(Records for the exercise Opens)

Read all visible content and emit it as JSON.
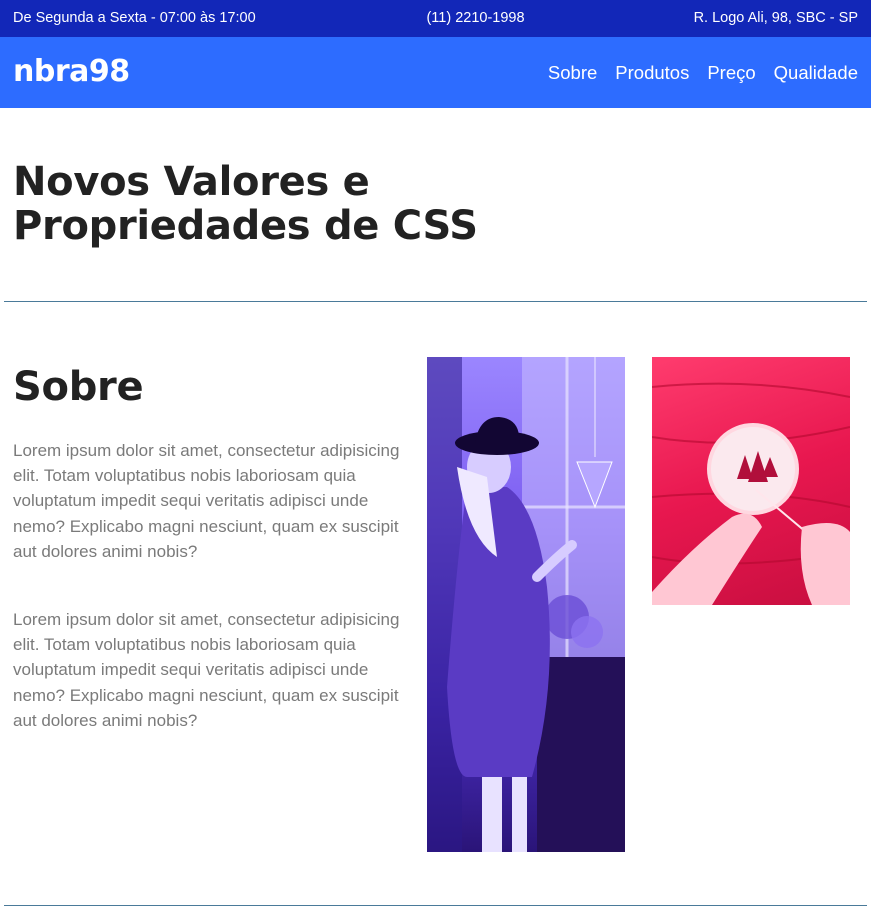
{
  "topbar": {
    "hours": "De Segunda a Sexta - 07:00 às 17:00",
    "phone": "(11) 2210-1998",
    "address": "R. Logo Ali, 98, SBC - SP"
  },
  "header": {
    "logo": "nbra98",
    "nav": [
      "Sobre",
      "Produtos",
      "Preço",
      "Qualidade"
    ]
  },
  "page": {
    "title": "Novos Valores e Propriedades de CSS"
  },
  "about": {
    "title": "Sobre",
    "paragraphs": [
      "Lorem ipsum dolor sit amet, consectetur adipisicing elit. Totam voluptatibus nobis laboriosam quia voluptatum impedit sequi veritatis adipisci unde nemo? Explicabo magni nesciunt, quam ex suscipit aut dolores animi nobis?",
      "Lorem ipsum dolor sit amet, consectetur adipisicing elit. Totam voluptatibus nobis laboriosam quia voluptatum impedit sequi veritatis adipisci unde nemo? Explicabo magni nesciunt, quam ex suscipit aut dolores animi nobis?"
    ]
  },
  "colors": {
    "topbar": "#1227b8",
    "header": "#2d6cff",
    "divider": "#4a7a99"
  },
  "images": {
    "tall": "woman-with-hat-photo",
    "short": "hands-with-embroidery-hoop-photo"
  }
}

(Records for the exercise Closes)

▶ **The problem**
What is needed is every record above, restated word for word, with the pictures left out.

▶ **Exercise output**
Read all visible content and emit it as JSON.
{
  "topbar": {
    "hours": "De Segunda a Sexta - 07:00 às 17:00",
    "phone": "(11) 2210-1998",
    "address": "R. Logo Ali, 98, SBC - SP"
  },
  "header": {
    "logo": "nbra98",
    "nav": [
      "Sobre",
      "Produtos",
      "Preço",
      "Qualidade"
    ]
  },
  "page": {
    "title": "Novos Valores e Propriedades de CSS"
  },
  "about": {
    "title": "Sobre",
    "paragraphs": [
      "Lorem ipsum dolor sit amet, consectetur adipisicing elit. Totam voluptatibus nobis laboriosam quia voluptatum impedit sequi veritatis adipisci unde nemo? Explicabo magni nesciunt, quam ex suscipit aut dolores animi nobis?",
      "Lorem ipsum dolor sit amet, consectetur adipisicing elit. Totam voluptatibus nobis laboriosam quia voluptatum impedit sequi veritatis adipisci unde nemo? Explicabo magni nesciunt, quam ex suscipit aut dolores animi nobis?"
    ]
  },
  "colors": {
    "topbar": "#1227b8",
    "header": "#2d6cff",
    "divider": "#4a7a99"
  },
  "images": {
    "tall": "woman-with-hat-photo",
    "short": "hands-with-embroidery-hoop-photo"
  }
}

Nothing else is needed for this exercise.